In the past, we’ve talked about some weird casting situations, where patterns emerged or unusual relationships between characters and actors (or even whole franchises) appeared. Most of those involved the big names of the show’s cast, the people with their names right after the opening credits. And as important as the main cast can be for a show’s success, it’s often the recurring character who help to give a show its flavor, often coming out of the shadows to emerge as fan favorites. This week, continuing on from our focus on recurring characters in the SHIELD review, we’re going to look at some of the actors whose names aren’t quite so prominently displayed, but whose work you’re probably more familiar with than you realize.
Ever heard of “Six Degrees of Kevin Bacon?” It’s a little game people like to play with celebrities, based on the idea that you can get from any one actor to another (typically the aforementioned Kevin Bacon) by naming someone who was in a movie with another actor, who starred alongside a third in a different movie, and so on, until you make it to an actor who appeared on screen with Kevin Bacon. Today’s Friday Four (well, six, this week) is going to engage in some fun trivia by pulling the sci-fi version of this–counting each jump from universe to universe, how many jumps away are some of the biggest Sci-Fi heroes from each other? Let’s find out!

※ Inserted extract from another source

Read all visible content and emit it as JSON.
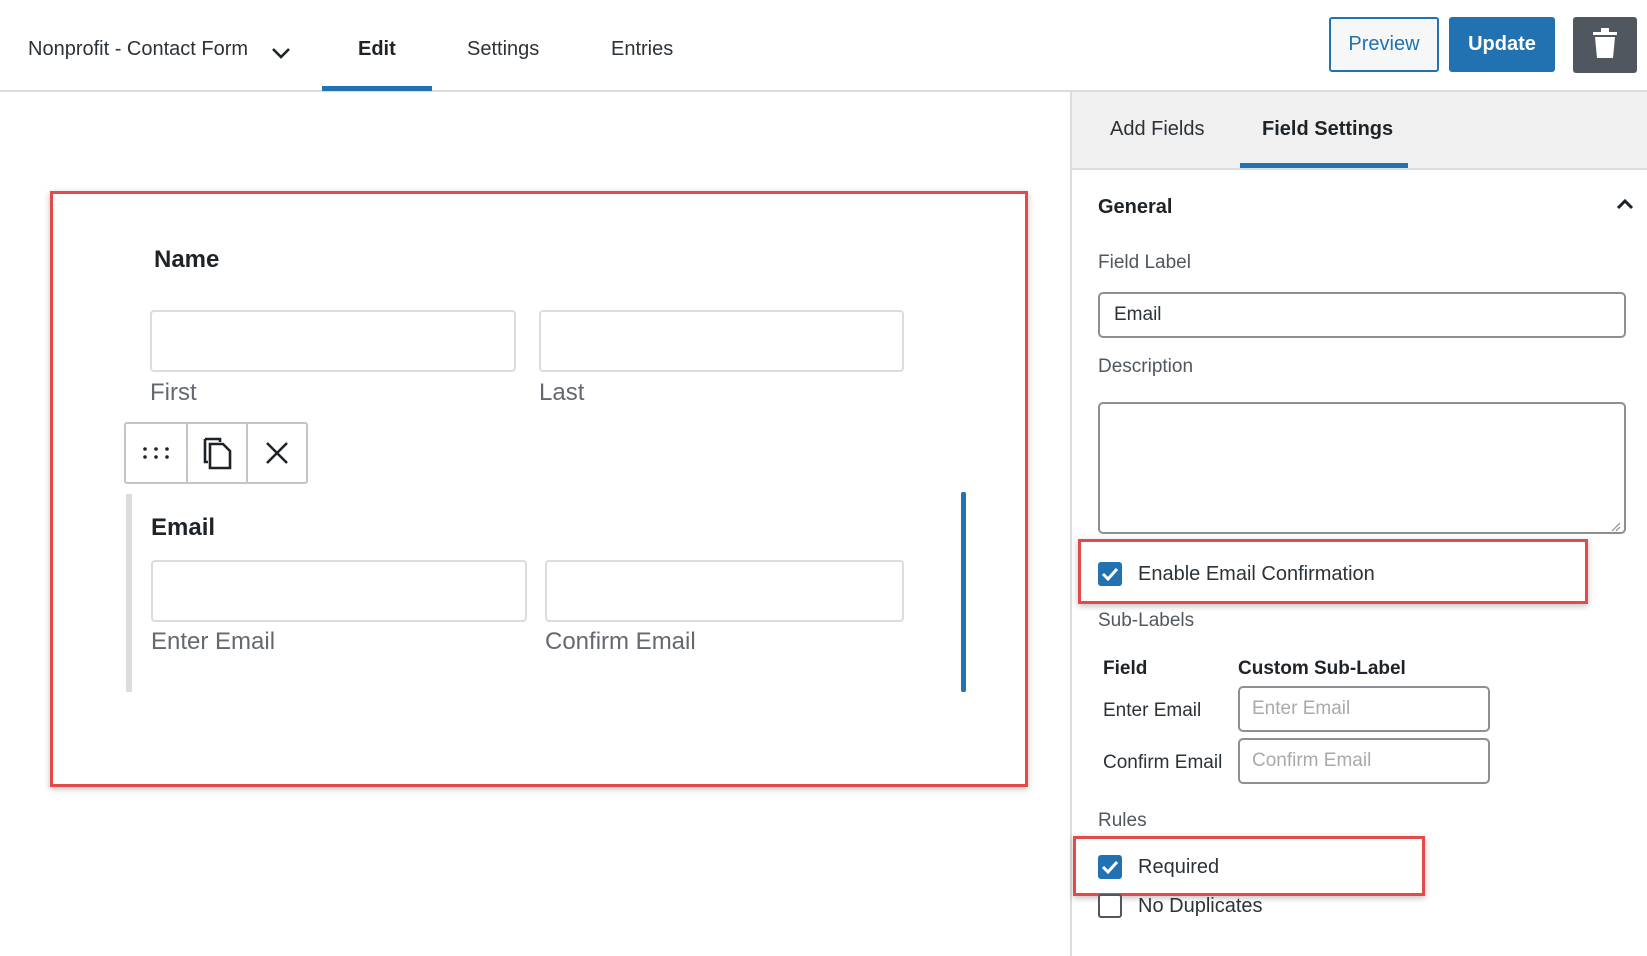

In the days of episodic television, there were always villains of the week, showing up just in time for the next episode and being dispatched within the hour. Usually, they had little explanation and even less characterization, and that was okay because no one really cared about the background of this one episode bad guy. Once in a while, though, a villain would appear on the scene who warranted more. He was skilled, not just another in an endless line of mooks. He had a code of honor. He had things he believed in and fought for, and just as often, died for. And for once, we in the audience were forced to stop and rethink the position of our heroes. These 4 bad guys below were doing their jobs, exactly as the heroes do, and from another perspective, they might even be a hero.
With Valentine’s Day tomorrow, and carrying on our theme from last week, I thought it’d be nice to honor those couples who are really shown to have a great relationship. Whether that relationship blossomed before our eyes on screen, went through dozens of horrible obstacles, or just came together through a shared need, these couples show that sci-fi romance doesn’t have to happen only at the end of the story, nor does it have to be a shallow “Hero’s Reward” sort of thing. So here are four couples that both earned and proved their love.

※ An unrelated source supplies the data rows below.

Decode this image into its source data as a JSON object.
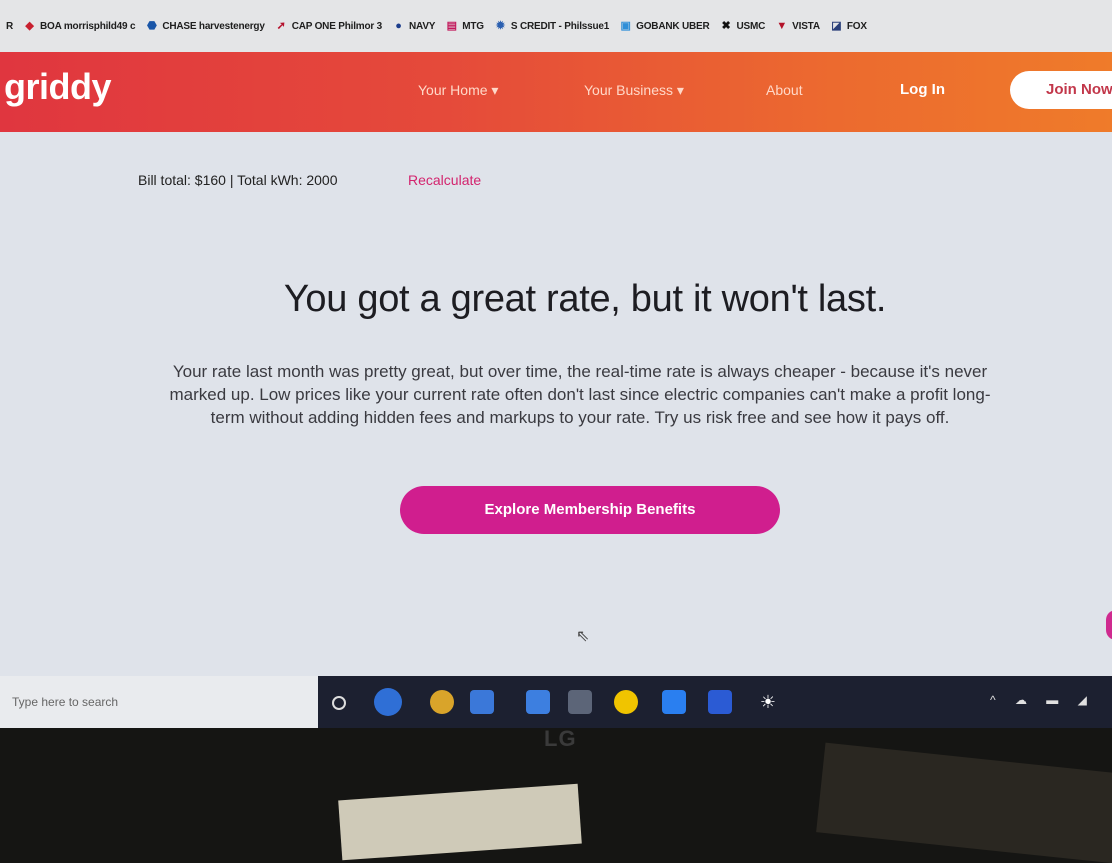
{
  "bookmarks": [
    {
      "icon": "red-chevron-icon",
      "label": "BOA morrisphild49 c"
    },
    {
      "icon": "chase-octagon-icon",
      "label": "CHASE harvestenergy"
    },
    {
      "icon": "swoosh-icon",
      "label": "CAP ONE Philmor 3"
    },
    {
      "icon": "globe-icon",
      "label": "NAVY"
    },
    {
      "icon": "bar-chart-icon",
      "label": "MTG"
    },
    {
      "icon": "gear-icon",
      "label": "S CREDIT - Philssue1"
    },
    {
      "icon": "gobank-icon",
      "label": "GOBANK UBER"
    },
    {
      "icon": "x-mark-icon",
      "label": "USMC"
    },
    {
      "icon": "triangle-icon",
      "label": "VISTA"
    },
    {
      "icon": "fox-icon",
      "label": "FOX"
    }
  ],
  "header": {
    "logo": "griddy",
    "nav": [
      "Your Home ▾",
      "Your Business ▾",
      "About"
    ],
    "login": "Log In",
    "join": "Join Now"
  },
  "bill": {
    "summary": "Bill total: $160 | Total kWh: 2000",
    "recalculate": "Recalculate"
  },
  "hero": {
    "headline": "You got a great rate, but it won't last.",
    "body": "Your rate last month was pretty great, but over time, the real-time rate is always cheaper - because it's never marked up. Low prices like your current rate often don't last since electric companies can't make a profit long-term without adding hidden fees and markups to your rate. Try us risk free and see how it pays off.",
    "cta": "Explore Membership Benefits"
  },
  "taskbar": {
    "search_placeholder": "Type here to search"
  },
  "monitor": {
    "brand": "LG"
  },
  "colors": {
    "header_start": "#e0363f",
    "header_end": "#ef7b2a",
    "cta": "#d01e8e",
    "link": "#d3246e"
  }
}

So, after the abysmal premiere of a certain recent miniseries, people’s reactions to the various twists seemed to suggest a question was forming in the minds of sci-fi fans everywhere: why, exactly, are psychic or telekinetic powers considered to be an acceptable plot device in sci-fi? It’s certainly a divergence from most of the other tropes of sci-fi. After all, one of the ground rules that separates sci-fi from fantasy is “technical possibility.” We believe aliens could exist; we believe Artificial Intelligences are possible; traveling through the stars in massive spaceships? Well, we’re already halfway there. Sure, the execution isn’t always terribly realistic, but those are generally concessions to storytelling than deliberate breaks from reality. Star Trek‘s aliens mostly look like humans because Star Trek is a TV show and the characters have to be played by human actors (at least, until very recently with CGI). Psychic powers are the one exception that’s still often considered to be part of the sci-fi writers’ workbag–so why?